__Task item__
When you print the records below, keep every word exact and leave out the images.

Entries taken from a collection
········
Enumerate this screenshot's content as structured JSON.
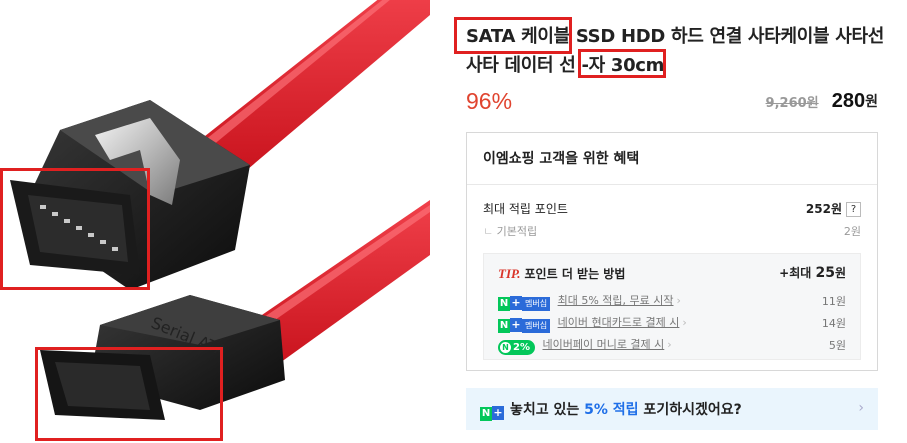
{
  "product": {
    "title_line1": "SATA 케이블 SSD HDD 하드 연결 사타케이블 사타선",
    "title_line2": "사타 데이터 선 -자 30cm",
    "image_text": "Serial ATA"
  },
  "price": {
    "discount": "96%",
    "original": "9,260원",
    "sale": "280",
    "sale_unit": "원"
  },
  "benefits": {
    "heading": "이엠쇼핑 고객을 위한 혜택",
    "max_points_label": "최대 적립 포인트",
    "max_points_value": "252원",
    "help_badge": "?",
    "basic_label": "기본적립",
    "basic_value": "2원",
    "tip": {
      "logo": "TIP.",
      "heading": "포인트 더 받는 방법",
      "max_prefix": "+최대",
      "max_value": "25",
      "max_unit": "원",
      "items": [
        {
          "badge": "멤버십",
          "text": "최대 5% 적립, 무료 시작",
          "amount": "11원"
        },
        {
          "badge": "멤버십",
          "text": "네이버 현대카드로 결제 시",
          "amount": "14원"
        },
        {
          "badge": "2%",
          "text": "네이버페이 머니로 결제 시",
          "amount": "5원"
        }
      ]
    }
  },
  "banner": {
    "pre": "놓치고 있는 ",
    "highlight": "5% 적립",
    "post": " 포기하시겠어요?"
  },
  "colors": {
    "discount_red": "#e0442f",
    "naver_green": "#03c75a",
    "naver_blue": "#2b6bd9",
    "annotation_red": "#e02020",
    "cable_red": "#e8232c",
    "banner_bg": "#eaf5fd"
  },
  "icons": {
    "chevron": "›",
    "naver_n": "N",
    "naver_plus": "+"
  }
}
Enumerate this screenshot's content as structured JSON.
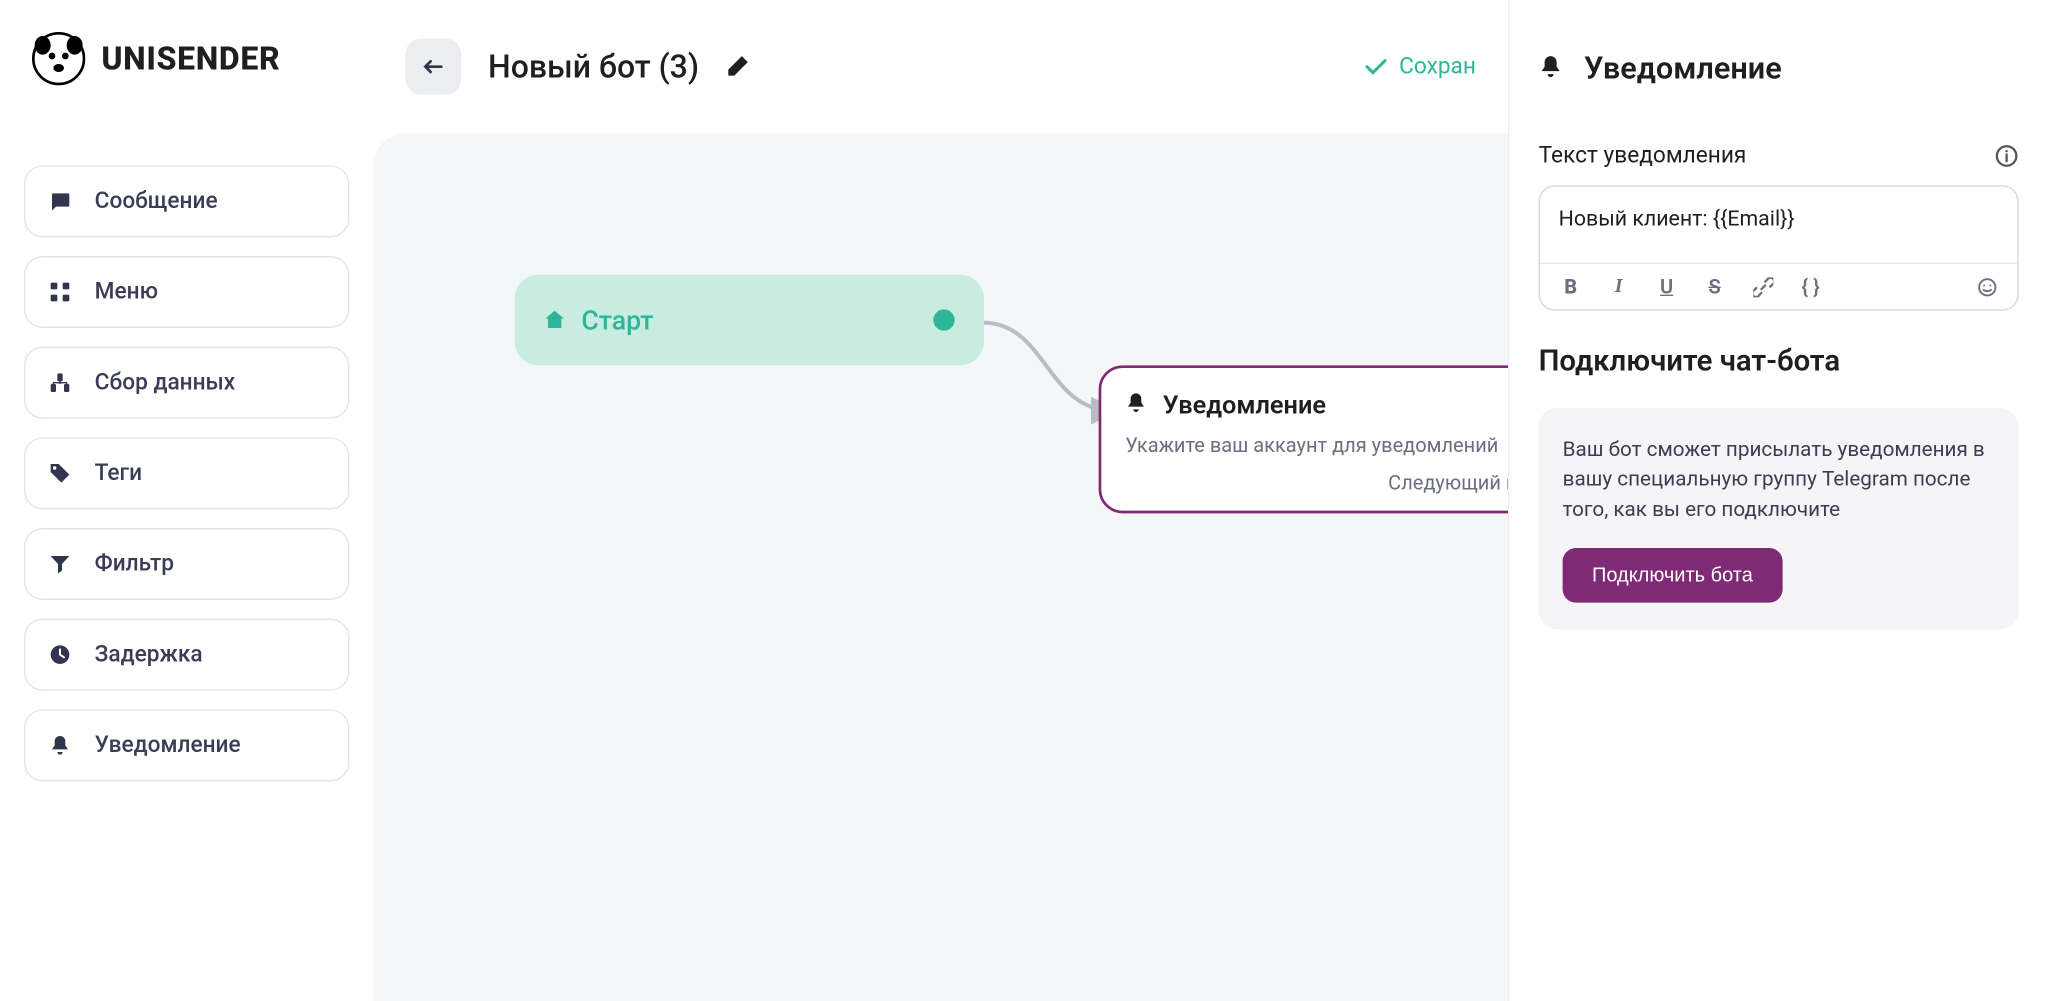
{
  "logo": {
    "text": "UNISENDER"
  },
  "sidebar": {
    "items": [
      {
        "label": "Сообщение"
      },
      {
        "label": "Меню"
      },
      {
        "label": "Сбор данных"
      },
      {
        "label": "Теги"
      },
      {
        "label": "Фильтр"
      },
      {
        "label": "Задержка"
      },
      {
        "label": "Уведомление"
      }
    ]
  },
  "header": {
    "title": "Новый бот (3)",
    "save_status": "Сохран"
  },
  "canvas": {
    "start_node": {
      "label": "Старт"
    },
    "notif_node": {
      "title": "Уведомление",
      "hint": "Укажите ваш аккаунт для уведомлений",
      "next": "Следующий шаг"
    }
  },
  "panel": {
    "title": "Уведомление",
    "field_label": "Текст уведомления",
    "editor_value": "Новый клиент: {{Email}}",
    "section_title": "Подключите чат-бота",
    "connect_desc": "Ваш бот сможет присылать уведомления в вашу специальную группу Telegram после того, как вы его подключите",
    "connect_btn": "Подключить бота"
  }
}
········
__Your response__
Enumerate this screenshot's content as structured JSON.
{
  "product": {
    "title_line1": "SATA 케이블 SSD HDD 하드 연결 사타케이블 사타선",
    "title_line2": "사타 데이터 선 -자 30cm",
    "image_text": "Serial ATA"
  },
  "price": {
    "discount": "96%",
    "original": "9,260원",
    "sale": "280",
    "sale_unit": "원"
  },
  "benefits": {
    "heading": "이엠쇼핑 고객을 위한 혜택",
    "max_points_label": "최대 적립 포인트",
    "max_points_value": "252원",
    "help_badge": "?",
    "basic_label": "기본적립",
    "basic_value": "2원",
    "tip": {
      "logo": "TIP.",
      "heading": "포인트 더 받는 방법",
      "max_prefix": "+최대",
      "max_value": "25",
      "max_unit": "원",
      "items": [
        {
          "badge": "멤버십",
          "text": "최대 5% 적립, 무료 시작",
          "amount": "11원"
        },
        {
          "badge": "멤버십",
          "text": "네이버 현대카드로 결제 시",
          "amount": "14원"
        },
        {
          "badge": "2%",
          "text": "네이버페이 머니로 결제 시",
          "amount": "5원"
        }
      ]
    }
  },
  "banner": {
    "pre": "놓치고 있는 ",
    "highlight": "5% 적립",
    "post": " 포기하시겠어요?"
  },
  "colors": {
    "discount_red": "#e0442f",
    "naver_green": "#03c75a",
    "naver_blue": "#2b6bd9",
    "annotation_red": "#e02020",
    "cable_red": "#e8232c",
    "banner_bg": "#eaf5fd"
  },
  "icons": {
    "chevron": "›",
    "naver_n": "N",
    "naver_plus": "+"
  }
}
Enumerate this screenshot's content as structured JSON.
{
  "logo": {
    "text": "UNISENDER"
  },
  "sidebar": {
    "items": [
      {
        "label": "Сообщение"
      },
      {
        "label": "Меню"
      },
      {
        "label": "Сбор данных"
      },
      {
        "label": "Теги"
      },
      {
        "label": "Фильтр"
      },
      {
        "label": "Задержка"
      },
      {
        "label": "Уведомление"
      }
    ]
  },
  "header": {
    "title": "Новый бот (3)",
    "save_status": "Сохран"
  },
  "canvas": {
    "start_node": {
      "label": "Старт"
    },
    "notif_node": {
      "title": "Уведомление",
      "hint": "Укажите ваш аккаунт для уведомлений",
      "next": "Следующий шаг"
    }
  },
  "panel": {
    "title": "Уведомление",
    "field_label": "Текст уведомления",
    "editor_value": "Новый клиент: {{Email}}",
    "section_title": "Подключите чат-бота",
    "connect_desc": "Ваш бот сможет присылать уведомления в вашу специальную группу Telegram после того, как вы его подключите",
    "connect_btn": "Подключить бота"
  }
}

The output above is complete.